“Things have gotten so serious, and it’s such a big problem with drugs and alcohol with kids, and it just went against my Christian feelings to actually do anything that somebody could construe with promoting that lifestyle, or those things, the alcohol, and drugs,” Daniels said in an interview.

Years later, Daniels decided to change some of the words in “Long Haired Country Boy,” until he felt he could start playing it in his live shows again.

4. Mississippi

From: Million Mile Reflections (1979)

Daniels, who is usually more closely associated with uptempo rock numbers, scored himself a winning ballad with “Mississippi.” It is his follow-up single to “The Devil Went Down to Georgia,” and it peaked just inside the Top 20 on country radio. 

The song features a lush string section reminiscent of Glen Campbell’s sweetly orchestrated country-pop chestnuts and a surprisingly tender, aching vocal performance from Daniels, who croons about his longing for something or someone he hasn’t seen in a long time. “Like a mist in the morning, from some dream I’ve left behind,” he sings, with no trace of his trademark bluster.

3. Drinkin’ My Baby Goodbye

From: Me and the Boys (1986)

“Drinkin’ My Baby Goodbye” is another drinking song written by Charlie Daniels, and he performed with the Charlie Daniels Band. The song peaked No. 8 on the Billboard Hot Country Singles & Tracks chart.

2. Still in Saigon

From: Windows (1982)

“Still in Saigon” is a compelling portrayal of the plight of the American Vietnam veteran a decade after the war. Saigon, which is now known as Ho Chi Minh City, was the South Vietnamese capital during the Vietnam War.  

“Dan Daley had written it, and it was very much in line with the way that I felt about the Vietnam veterans because it was so totally unfair how these people were treated when they came back from a war that they had nothing to do with starting,” Daniels said.

It became a significant song to many Vietnam veterans since it shows of support that rarely came their way in 1982.

1. The Devil Went Down to Georgia

From: Million Mile Reflections (1979)

Charlie Daniels, with the Charlie Daniels Band, tipped his cowboy hat to Saturday night barn dances and hillbilly fiddle tunes to celebrate American music through “The Devil Went Down to Georgia,” reaching No. 3 on the Billboard Hot 100.
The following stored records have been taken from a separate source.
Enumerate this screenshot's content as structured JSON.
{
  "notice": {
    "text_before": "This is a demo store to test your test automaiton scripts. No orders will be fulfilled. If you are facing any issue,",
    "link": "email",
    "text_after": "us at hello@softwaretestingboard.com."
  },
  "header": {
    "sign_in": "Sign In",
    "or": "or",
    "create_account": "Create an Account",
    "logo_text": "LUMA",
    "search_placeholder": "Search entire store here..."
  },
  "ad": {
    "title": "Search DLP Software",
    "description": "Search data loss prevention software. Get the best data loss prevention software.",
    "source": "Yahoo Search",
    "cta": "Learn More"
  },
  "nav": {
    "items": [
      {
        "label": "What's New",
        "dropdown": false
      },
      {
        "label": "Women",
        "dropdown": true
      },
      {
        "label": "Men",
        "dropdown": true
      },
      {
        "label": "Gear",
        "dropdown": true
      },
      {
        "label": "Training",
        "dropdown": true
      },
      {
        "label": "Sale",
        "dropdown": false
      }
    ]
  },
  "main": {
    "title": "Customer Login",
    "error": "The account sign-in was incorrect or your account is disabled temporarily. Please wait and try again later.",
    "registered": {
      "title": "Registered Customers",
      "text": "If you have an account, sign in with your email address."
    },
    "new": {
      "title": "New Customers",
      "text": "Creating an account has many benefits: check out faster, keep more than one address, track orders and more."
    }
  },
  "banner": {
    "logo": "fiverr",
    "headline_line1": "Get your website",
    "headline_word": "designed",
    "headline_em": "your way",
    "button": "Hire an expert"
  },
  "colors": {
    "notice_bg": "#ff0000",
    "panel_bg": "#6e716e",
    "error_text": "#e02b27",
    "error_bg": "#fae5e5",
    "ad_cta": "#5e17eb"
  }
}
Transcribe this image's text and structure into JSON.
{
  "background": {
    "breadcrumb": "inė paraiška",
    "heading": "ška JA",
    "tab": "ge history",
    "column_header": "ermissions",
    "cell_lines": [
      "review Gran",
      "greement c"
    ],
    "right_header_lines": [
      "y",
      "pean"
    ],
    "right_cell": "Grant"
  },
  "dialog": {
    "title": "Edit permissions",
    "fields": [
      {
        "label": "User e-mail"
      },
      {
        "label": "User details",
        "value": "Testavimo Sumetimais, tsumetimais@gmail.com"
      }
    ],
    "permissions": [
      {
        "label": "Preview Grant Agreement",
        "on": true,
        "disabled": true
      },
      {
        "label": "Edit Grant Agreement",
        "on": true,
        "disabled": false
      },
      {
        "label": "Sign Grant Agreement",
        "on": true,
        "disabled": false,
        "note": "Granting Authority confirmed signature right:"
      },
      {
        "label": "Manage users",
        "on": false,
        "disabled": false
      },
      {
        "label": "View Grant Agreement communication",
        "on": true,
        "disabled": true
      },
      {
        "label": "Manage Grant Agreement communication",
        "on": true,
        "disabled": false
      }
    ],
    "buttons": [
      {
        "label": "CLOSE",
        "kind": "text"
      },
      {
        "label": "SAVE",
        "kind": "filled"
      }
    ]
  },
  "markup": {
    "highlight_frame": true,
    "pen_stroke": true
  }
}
The up-tempo bluegrass song is about a Devil’s failed attempt to gain a young man’s soul through a fiddle-playing contest that involves asking for the young man’s participation by offering him a worldly prize. 

Charlie Daniels has said in interviews, “I don’t know where it came from, but it just did. Well, I think I might know where it came from, it may have come from an old poem called ‘The Mountain Whippoorwill’ that Stephen Vincent Benet wrote many, many years ago, that I had in high school. He didn’t use that line, but I started playing, and the band started playing, and first thing you know, we had it down.”

“The Devil Went Down to Georgia” also appeared on the soundtrack of Urban Cowboy, an important film that helped the growth of danceable, pop-accessible country music in the early ’80s. The song stayed relevant in the face of changing times and remains one of the most iconic songs of the 1970s.